[Items from an interface collection]
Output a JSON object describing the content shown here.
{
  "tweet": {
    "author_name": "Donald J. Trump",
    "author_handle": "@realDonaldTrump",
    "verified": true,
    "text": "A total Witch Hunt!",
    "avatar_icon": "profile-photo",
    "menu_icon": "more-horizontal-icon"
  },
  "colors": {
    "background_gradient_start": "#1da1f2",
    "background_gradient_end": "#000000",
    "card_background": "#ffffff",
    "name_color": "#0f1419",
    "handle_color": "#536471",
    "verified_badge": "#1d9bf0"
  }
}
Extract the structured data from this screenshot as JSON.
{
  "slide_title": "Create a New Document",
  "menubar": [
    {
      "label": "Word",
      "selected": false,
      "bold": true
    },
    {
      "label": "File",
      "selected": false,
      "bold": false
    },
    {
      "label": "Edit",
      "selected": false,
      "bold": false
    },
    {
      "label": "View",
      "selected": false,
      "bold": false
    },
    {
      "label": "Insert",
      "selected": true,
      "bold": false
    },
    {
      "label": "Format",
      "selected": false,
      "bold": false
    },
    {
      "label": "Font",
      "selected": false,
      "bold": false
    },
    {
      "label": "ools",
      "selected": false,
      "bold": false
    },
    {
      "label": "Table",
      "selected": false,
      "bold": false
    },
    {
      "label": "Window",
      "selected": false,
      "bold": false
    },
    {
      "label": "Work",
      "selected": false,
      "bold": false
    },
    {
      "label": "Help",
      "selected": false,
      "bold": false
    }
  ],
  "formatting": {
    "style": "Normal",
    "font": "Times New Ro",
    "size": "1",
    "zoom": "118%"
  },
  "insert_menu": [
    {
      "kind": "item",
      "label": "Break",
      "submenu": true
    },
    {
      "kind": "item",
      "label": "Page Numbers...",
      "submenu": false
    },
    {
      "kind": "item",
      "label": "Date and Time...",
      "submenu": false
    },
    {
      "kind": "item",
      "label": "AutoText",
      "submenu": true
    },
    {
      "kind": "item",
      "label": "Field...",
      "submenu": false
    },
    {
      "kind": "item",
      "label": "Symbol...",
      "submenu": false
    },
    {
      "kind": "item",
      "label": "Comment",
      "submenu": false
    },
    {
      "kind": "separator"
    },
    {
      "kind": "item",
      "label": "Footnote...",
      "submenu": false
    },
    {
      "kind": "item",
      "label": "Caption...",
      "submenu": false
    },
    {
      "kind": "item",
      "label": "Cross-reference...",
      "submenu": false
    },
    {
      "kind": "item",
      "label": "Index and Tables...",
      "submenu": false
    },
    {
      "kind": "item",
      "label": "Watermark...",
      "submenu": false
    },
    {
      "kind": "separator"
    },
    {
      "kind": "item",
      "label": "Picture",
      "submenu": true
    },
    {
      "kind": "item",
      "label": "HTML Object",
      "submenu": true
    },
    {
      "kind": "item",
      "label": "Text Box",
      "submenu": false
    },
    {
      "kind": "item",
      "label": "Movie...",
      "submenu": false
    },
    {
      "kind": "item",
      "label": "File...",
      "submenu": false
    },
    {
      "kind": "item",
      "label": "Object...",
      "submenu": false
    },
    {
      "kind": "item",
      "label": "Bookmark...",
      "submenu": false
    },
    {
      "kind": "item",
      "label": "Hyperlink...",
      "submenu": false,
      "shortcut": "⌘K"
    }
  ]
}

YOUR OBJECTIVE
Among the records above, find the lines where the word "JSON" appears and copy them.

YOUR SOLUTION
Output a JSON object describing the content shown here.
Extract the structured data from this screenshot as JSON.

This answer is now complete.